For other retailers, the innovative “store service” is simply trying on the products. M. Gemi, a new women’s footwear brand, launched pop-up shops where customers try on shoes. The pop-up shops maximize space for customer engagement by not housing any inventory. Customers try on the shoes and purchases are fulfilled in 1-2 days, similar to e-commerce.
5. Exclusive products help multi-brand retailers compete with Amazon. Amazon has a lot going for it — Prime is one of the most successful rewards programs in retail and customers perceive Amazon as having the lowest price. These factors have made it harder for department stores to draw in customers like in years passed. So how do you keep your customers loyal if you’re a multi-brand retailer? The answer is exclusive products.
At ShopTalk, Gennette announced that Macy’s will grow its exclusive products (private label and product exclusives) from 29% to 40% in 2 years. Additionally, Macy’s plans to double its assortment on Macys.com. So, once it attracts a customer to its site, Macy’s can sell them anything they need and offer items not available elsewhere, giving customers more reasons to stay and shop versus clicking over to Amazon.
Marc Lore, CEO of Walmart E-commerce, also mentioned that Walmart plans to acquire more brands to further differentiate its offering and attract more millennial customers. Currently, they plan is to house those brands under the Jet banner, which they are using to attract the urban millennial customer, a segment under-penetrated by the Walmart brand.

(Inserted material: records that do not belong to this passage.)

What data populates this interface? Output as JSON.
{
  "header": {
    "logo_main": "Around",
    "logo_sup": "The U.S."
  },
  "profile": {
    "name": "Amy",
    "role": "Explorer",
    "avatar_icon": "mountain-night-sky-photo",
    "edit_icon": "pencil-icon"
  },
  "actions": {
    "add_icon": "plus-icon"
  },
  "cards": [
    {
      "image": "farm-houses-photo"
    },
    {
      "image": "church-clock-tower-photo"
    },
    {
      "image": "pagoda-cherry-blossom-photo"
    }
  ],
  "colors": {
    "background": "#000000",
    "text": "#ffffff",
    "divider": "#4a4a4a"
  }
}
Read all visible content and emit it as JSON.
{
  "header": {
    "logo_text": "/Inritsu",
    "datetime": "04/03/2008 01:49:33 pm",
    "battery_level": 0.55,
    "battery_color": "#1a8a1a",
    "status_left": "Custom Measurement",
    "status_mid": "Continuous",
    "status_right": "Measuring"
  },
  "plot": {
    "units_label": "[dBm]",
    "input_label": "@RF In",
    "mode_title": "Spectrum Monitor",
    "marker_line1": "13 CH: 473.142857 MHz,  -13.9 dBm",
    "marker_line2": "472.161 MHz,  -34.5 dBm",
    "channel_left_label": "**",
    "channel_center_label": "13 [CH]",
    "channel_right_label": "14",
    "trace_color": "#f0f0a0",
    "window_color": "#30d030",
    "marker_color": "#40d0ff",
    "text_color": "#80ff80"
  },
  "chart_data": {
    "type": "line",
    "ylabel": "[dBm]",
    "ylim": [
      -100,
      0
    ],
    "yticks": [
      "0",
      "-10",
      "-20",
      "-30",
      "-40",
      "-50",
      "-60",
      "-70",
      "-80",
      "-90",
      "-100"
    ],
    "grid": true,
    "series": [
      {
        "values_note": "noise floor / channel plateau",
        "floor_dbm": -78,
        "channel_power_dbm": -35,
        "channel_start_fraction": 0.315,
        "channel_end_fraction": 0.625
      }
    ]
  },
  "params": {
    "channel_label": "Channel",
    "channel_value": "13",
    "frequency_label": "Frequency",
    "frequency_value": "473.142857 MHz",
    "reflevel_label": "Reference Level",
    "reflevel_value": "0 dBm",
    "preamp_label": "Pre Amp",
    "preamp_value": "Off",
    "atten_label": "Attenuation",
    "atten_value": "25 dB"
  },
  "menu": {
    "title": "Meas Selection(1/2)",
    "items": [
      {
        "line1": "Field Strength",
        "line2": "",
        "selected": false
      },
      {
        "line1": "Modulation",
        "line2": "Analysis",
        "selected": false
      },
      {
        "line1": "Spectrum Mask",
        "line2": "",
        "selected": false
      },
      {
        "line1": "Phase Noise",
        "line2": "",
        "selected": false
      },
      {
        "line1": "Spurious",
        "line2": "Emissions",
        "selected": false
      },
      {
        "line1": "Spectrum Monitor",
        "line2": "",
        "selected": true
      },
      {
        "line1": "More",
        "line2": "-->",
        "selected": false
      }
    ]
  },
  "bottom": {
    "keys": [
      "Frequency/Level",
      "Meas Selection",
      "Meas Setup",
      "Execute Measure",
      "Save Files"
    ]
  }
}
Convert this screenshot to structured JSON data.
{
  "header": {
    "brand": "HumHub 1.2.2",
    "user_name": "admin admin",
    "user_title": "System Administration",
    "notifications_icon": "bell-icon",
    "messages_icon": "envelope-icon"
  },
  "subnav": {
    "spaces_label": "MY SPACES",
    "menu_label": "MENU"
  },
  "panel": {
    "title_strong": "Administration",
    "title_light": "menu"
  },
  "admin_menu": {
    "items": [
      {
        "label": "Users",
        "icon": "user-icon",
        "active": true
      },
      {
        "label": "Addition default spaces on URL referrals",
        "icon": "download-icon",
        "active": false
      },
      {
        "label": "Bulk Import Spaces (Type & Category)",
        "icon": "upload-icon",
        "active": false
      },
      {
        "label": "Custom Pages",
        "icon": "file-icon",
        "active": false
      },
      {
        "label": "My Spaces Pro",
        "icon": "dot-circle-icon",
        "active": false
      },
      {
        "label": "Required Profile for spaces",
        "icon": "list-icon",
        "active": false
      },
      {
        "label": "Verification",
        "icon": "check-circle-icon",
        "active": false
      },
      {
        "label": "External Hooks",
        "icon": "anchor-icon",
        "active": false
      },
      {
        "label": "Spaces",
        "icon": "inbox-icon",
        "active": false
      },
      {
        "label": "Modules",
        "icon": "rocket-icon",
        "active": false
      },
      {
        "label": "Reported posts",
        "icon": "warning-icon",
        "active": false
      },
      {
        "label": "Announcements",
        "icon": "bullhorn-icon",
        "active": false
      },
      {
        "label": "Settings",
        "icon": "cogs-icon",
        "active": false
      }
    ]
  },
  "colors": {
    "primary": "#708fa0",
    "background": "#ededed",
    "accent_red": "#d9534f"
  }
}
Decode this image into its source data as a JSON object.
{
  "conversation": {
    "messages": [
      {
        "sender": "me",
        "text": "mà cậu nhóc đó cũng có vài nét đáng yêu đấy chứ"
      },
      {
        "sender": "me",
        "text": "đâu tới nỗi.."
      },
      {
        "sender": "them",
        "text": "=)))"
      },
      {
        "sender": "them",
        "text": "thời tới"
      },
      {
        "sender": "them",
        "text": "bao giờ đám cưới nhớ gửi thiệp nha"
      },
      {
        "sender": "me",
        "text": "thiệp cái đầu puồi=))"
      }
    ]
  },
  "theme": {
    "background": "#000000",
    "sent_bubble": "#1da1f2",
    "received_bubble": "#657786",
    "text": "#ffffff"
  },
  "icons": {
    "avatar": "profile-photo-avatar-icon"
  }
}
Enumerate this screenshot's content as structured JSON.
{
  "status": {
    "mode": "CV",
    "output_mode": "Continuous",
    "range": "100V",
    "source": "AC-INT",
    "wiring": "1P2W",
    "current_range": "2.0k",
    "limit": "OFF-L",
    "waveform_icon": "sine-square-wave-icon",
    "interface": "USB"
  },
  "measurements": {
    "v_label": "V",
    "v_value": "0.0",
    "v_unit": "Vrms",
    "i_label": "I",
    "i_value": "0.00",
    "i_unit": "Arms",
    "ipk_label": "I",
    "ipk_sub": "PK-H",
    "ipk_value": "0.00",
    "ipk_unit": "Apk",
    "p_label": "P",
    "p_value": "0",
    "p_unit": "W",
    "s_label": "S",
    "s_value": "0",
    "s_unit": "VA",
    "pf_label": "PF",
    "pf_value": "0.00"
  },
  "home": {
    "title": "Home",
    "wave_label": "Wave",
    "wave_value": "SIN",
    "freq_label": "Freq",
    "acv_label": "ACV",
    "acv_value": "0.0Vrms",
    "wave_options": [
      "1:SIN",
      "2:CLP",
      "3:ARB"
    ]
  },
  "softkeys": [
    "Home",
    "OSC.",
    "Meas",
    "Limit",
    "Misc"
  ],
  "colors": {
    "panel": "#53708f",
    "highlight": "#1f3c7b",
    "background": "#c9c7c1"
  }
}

These five trends aren’t fleeting, and conferences like Shoptalk show the world that retail isn’t dying — rather, it’s an industry more determined than ever to adapt and thrive. Get ready for a new world where retailers are scrambling to outdo each other in all new ways, from in-store experiences to personalized e-commerce and innovative customer interactions.